- _Work request_
Among the entries below, find every line that contains the string "ylabel", then copy it.

Stored entries
○ ○ ○

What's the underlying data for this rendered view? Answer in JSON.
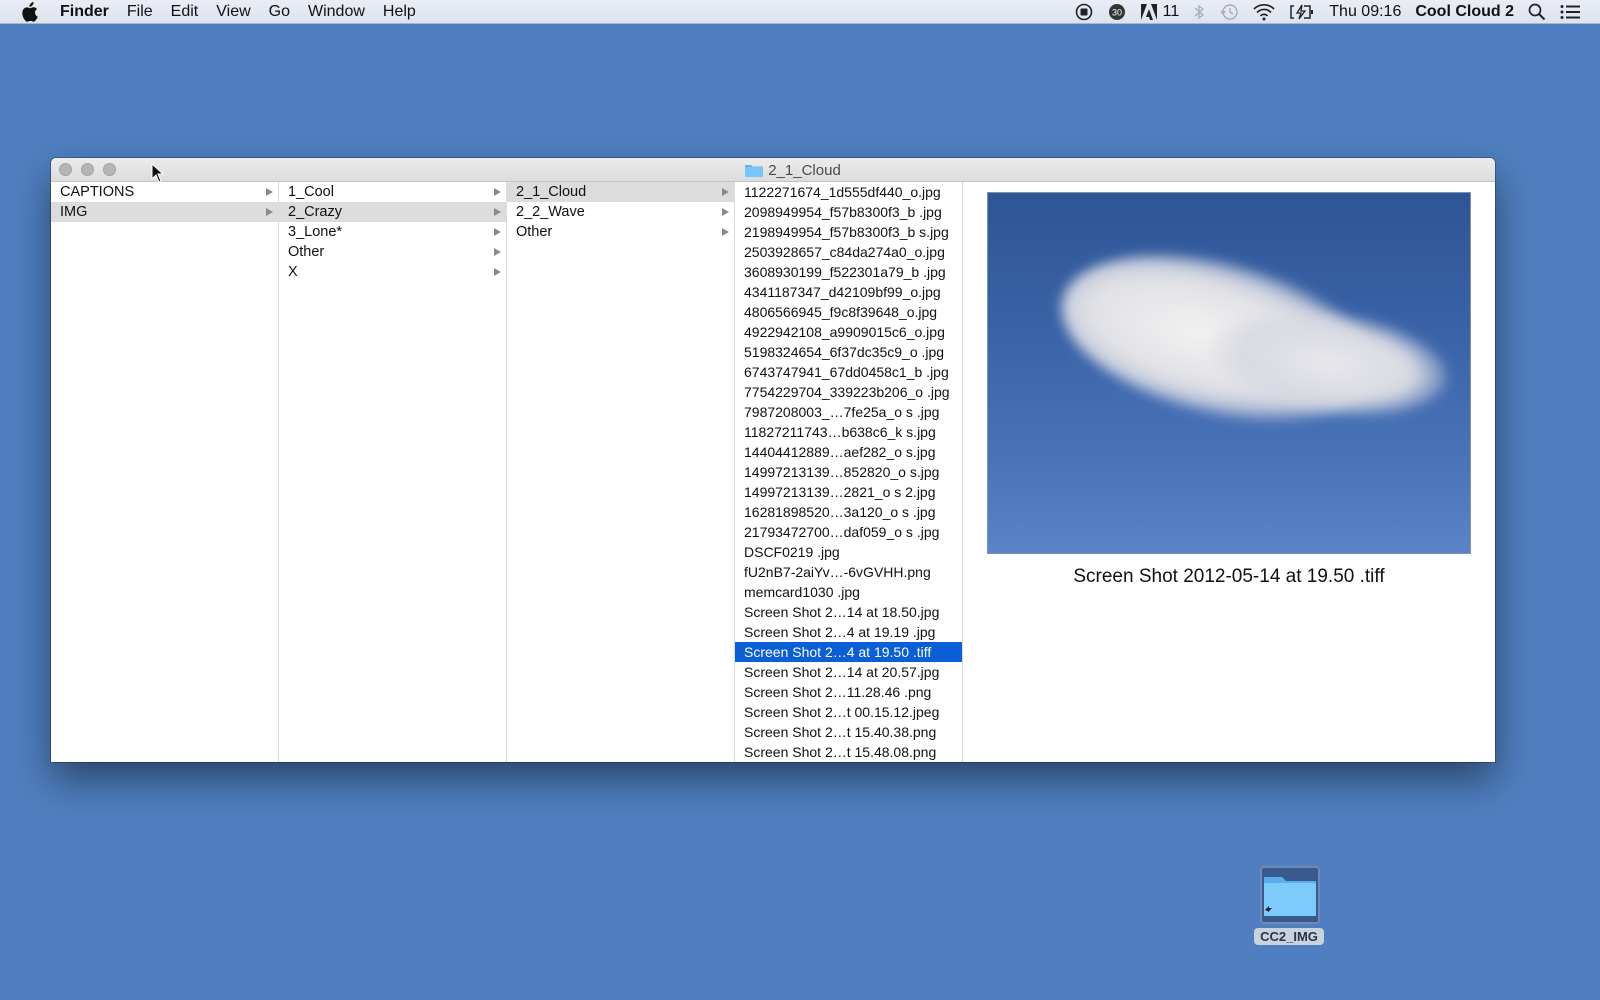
{
  "menubar": {
    "app_name": "Finder",
    "items": [
      "File",
      "Edit",
      "View",
      "Go",
      "Window",
      "Help"
    ],
    "status": {
      "adobe_count": "11",
      "clock": "Thu 09:16",
      "user": "Cool Cloud 2"
    }
  },
  "window": {
    "title": "2_1_Cloud",
    "columns": [
      {
        "items": [
          {
            "label": "CAPTIONS",
            "folder": true,
            "selected": false
          },
          {
            "label": "IMG",
            "folder": true,
            "selected": true
          }
        ]
      },
      {
        "items": [
          {
            "label": "1_Cool",
            "folder": true,
            "selected": false
          },
          {
            "label": "2_Crazy",
            "folder": true,
            "selected": true
          },
          {
            "label": "3_Lone*",
            "folder": true,
            "selected": false
          },
          {
            "label": "Other",
            "folder": true,
            "selected": false
          },
          {
            "label": "X",
            "folder": true,
            "selected": false
          }
        ]
      },
      {
        "items": [
          {
            "label": "2_1_Cloud",
            "folder": true,
            "selected": true
          },
          {
            "label": "2_2_Wave",
            "folder": true,
            "selected": false
          },
          {
            "label": "Other",
            "folder": true,
            "selected": false
          }
        ]
      },
      {
        "items": [
          {
            "label": "1122271674_1d555df440_o.jpg"
          },
          {
            "label": "2098949954_f57b8300f3_b .jpg"
          },
          {
            "label": "2198949954_f57b8300f3_b s.jpg"
          },
          {
            "label": "2503928657_c84da274a0_o.jpg"
          },
          {
            "label": "3608930199_f522301a79_b .jpg"
          },
          {
            "label": "4341187347_d42109bf99_o.jpg"
          },
          {
            "label": "4806566945_f9c8f39648_o.jpg"
          },
          {
            "label": "4922942108_a9909015c6_o.jpg"
          },
          {
            "label": "5198324654_6f37dc35c9_o  .jpg"
          },
          {
            "label": "6743747941_67dd0458c1_b .jpg"
          },
          {
            "label": "7754229704_339223b206_o .jpg"
          },
          {
            "label": "7987208003_…7fe25a_o s .jpg"
          },
          {
            "label": "11827211743…b638c6_k s.jpg"
          },
          {
            "label": "14404412889…aef282_o s.jpg"
          },
          {
            "label": "14997213139…852820_o s.jpg"
          },
          {
            "label": "14997213139…2821_o s 2.jpg"
          },
          {
            "label": "16281898520…3a120_o s .jpg"
          },
          {
            "label": "21793472700…daf059_o s .jpg"
          },
          {
            "label": "DSCF0219 .jpg"
          },
          {
            "label": "fU2nB7-2aiYv…-6vGVHH.png"
          },
          {
            "label": "memcard1030 .jpg"
          },
          {
            "label": "Screen Shot 2…14 at 18.50.jpg"
          },
          {
            "label": "Screen Shot 2…4 at 19.19 .jpg"
          },
          {
            "label": "Screen Shot 2…4 at 19.50 .tiff",
            "selected": true
          },
          {
            "label": "Screen Shot 2…14 at 20.57.jpg"
          },
          {
            "label": "Screen Shot 2…11.28.46 .png"
          },
          {
            "label": "Screen Shot 2…t 00.15.12.jpeg"
          },
          {
            "label": "Screen Shot 2…t 15.40.38.png"
          },
          {
            "label": "Screen Shot 2…t 15.48.08.png"
          }
        ]
      }
    ],
    "preview": {
      "filename": "Screen Shot 2012-05-14 at 19.50 .tiff"
    }
  },
  "desktop": {
    "icons": [
      {
        "label": "CC2_IMG"
      }
    ]
  },
  "colors": {
    "desktop": "#4f7fc0",
    "selection_blue": "#0a5fd6",
    "selection_gray": "#dcdcdc"
  }
}
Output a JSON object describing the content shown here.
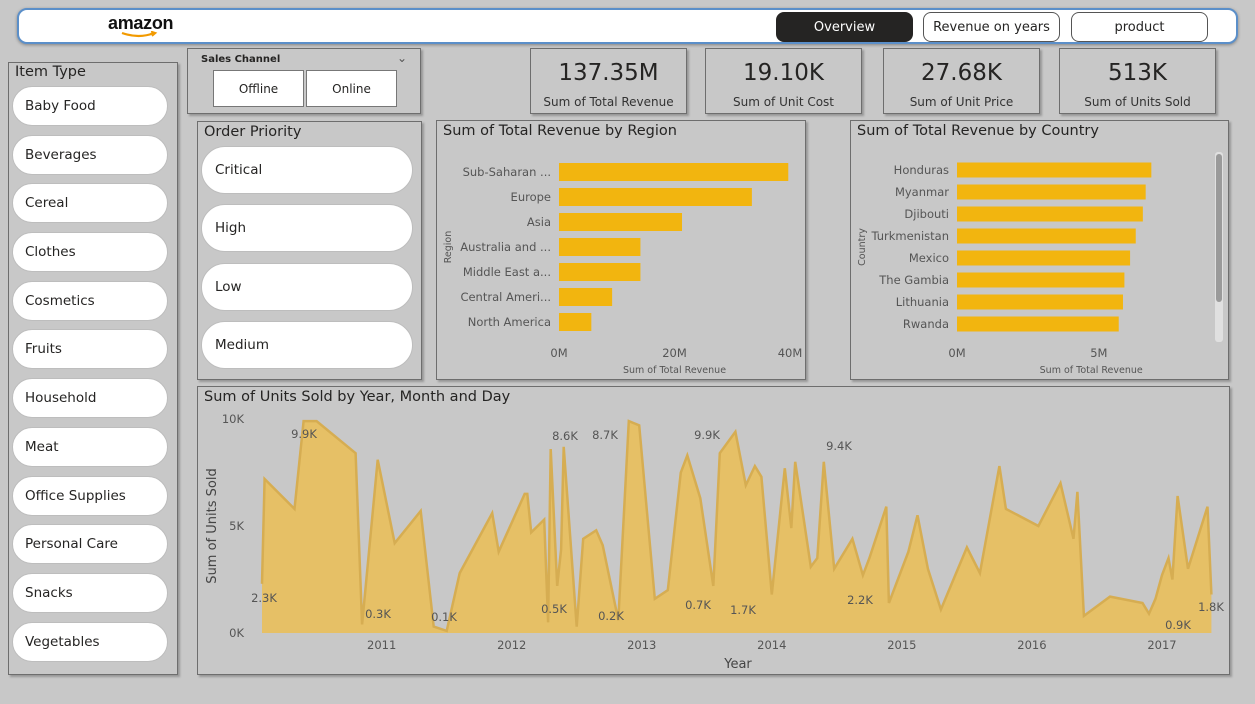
{
  "brand": {
    "logo_text": "amazon"
  },
  "nav": {
    "overview": "Overview",
    "revenue_years": "Revenue on years",
    "product": "product"
  },
  "item_type": {
    "title": "Item Type",
    "items": [
      "Baby Food",
      "Beverages",
      "Cereal",
      "Clothes",
      "Cosmetics",
      "Fruits",
      "Household",
      "Meat",
      "Office Supplies",
      "Personal Care",
      "Snacks",
      "Vegetables"
    ]
  },
  "sales_channel": {
    "title": "Sales Channel",
    "options": [
      "Offline",
      "Online"
    ]
  },
  "order_priority": {
    "title": "Order Priority",
    "items": [
      "Critical",
      "High",
      "Low",
      "Medium"
    ]
  },
  "kpis": [
    {
      "value": "137.35M",
      "label": "Sum of Total Revenue"
    },
    {
      "value": "19.10K",
      "label": "Sum of Unit Cost"
    },
    {
      "value": "27.68K",
      "label": "Sum of Unit Price"
    },
    {
      "value": "513K",
      "label": "Sum of Units Sold"
    }
  ],
  "colors": {
    "bar": "#f2b50f",
    "area_fill": "#e6c066",
    "area_line": "#d6ad52",
    "nav_active": "#252423"
  },
  "chart_data": [
    {
      "type": "bar",
      "orientation": "horizontal",
      "title": "Sum of Total Revenue by Region",
      "xlabel": "Sum of Total Revenue",
      "ylabel": "Region",
      "categories": [
        "Sub-Saharan ...",
        "Europe",
        "Asia",
        "Australia and ...",
        "Middle East a...",
        "Central Ameri...",
        "North America"
      ],
      "values": [
        39.7,
        33.4,
        21.3,
        14.1,
        14.1,
        9.2,
        5.6
      ],
      "ticks": [
        "0M",
        "20M",
        "40M"
      ],
      "xlim": [
        0,
        40
      ],
      "unit": "M"
    },
    {
      "type": "bar",
      "orientation": "horizontal",
      "title": "Sum of Total Revenue by Country",
      "xlabel": "Sum of Total Revenue",
      "ylabel": "Country",
      "categories": [
        "Honduras",
        "Myanmar",
        "Djibouti",
        "Turkmenistan",
        "Mexico",
        "The Gambia",
        "Lithuania",
        "Rwanda"
      ],
      "values": [
        6.85,
        6.65,
        6.55,
        6.3,
        6.1,
        5.9,
        5.85,
        5.7
      ],
      "ticks": [
        "0M",
        "5M"
      ],
      "xlim": [
        0,
        8.6
      ],
      "unit": "M"
    },
    {
      "type": "area",
      "title": "Sum of Units Sold by Year, Month and Day",
      "xlabel": "Year",
      "ylabel": "Sum of Units Sold",
      "ylim": [
        0,
        10000
      ],
      "y_ticks": [
        "0K",
        "5K",
        "10K"
      ],
      "x_ticks": [
        "2011",
        "2012",
        "2013",
        "2014",
        "2015",
        "2016",
        "2017"
      ],
      "xlim": [
        2010.08,
        2017.4
      ],
      "x": [
        2010.08,
        2010.1,
        2010.33,
        2010.4,
        2010.5,
        2010.8,
        2010.85,
        2010.97,
        2011.1,
        2011.3,
        2011.4,
        2011.5,
        2011.6,
        2011.85,
        2011.9,
        2012.1,
        2012.12,
        2012.15,
        2012.25,
        2012.28,
        2012.3,
        2012.35,
        2012.38,
        2012.4,
        2012.5,
        2012.55,
        2012.65,
        2012.7,
        2012.82,
        2012.9,
        2012.98,
        2013.1,
        2013.2,
        2013.3,
        2013.35,
        2013.45,
        2013.55,
        2013.6,
        2013.72,
        2013.8,
        2013.87,
        2013.92,
        2014.0,
        2014.1,
        2014.15,
        2014.18,
        2014.3,
        2014.35,
        2014.4,
        2014.48,
        2014.62,
        2014.7,
        2014.75,
        2014.88,
        2014.9,
        2015.05,
        2015.12,
        2015.2,
        2015.3,
        2015.5,
        2015.6,
        2015.75,
        2015.8,
        2016.05,
        2016.22,
        2016.32,
        2016.35,
        2016.4,
        2016.6,
        2016.85,
        2016.9,
        2016.95,
        2017.0,
        2017.05,
        2017.08,
        2017.12,
        2017.2,
        2017.35,
        2017.38
      ],
      "values": [
        2300,
        7200,
        5800,
        9900,
        9900,
        8400,
        400,
        8100,
        4200,
        5700,
        300,
        100,
        2800,
        5600,
        3800,
        6500,
        6500,
        4700,
        5300,
        500,
        8600,
        2200,
        3900,
        8700,
        300,
        4400,
        4800,
        4100,
        600,
        9900,
        9700,
        1600,
        2000,
        7500,
        8300,
        6300,
        2200,
        8400,
        9400,
        6900,
        7800,
        7300,
        1800,
        7700,
        4900,
        8000,
        3100,
        3500,
        8000,
        3000,
        4400,
        2700,
        3500,
        5900,
        1400,
        3800,
        5500,
        3000,
        1100,
        4000,
        2800,
        7800,
        5800,
        5000,
        7000,
        4400,
        6600,
        800,
        1700,
        1400,
        900,
        1600,
        2700,
        3500,
        2500,
        6400,
        3000,
        5900,
        1800
      ],
      "data_labels": [
        {
          "text": "2.3K"
        },
        {
          "text": "9.9K"
        },
        {
          "text": "0.3K"
        },
        {
          "text": "0.1K"
        },
        {
          "text": "0.5K"
        },
        {
          "text": "8.6K"
        },
        {
          "text": "8.7K"
        },
        {
          "text": "0.2K"
        },
        {
          "text": "0.7K"
        },
        {
          "text": "9.9K"
        },
        {
          "text": "1.7K"
        },
        {
          "text": "9.4K"
        },
        {
          "text": "2.2K"
        },
        {
          "text": "0.9K"
        },
        {
          "text": "1.8K"
        }
      ]
    }
  ]
}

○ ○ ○

- _Final answer_
      "ylabel": "Region",
      "ylabel": "Country",
      "ylabel": "Sum of Units Sold",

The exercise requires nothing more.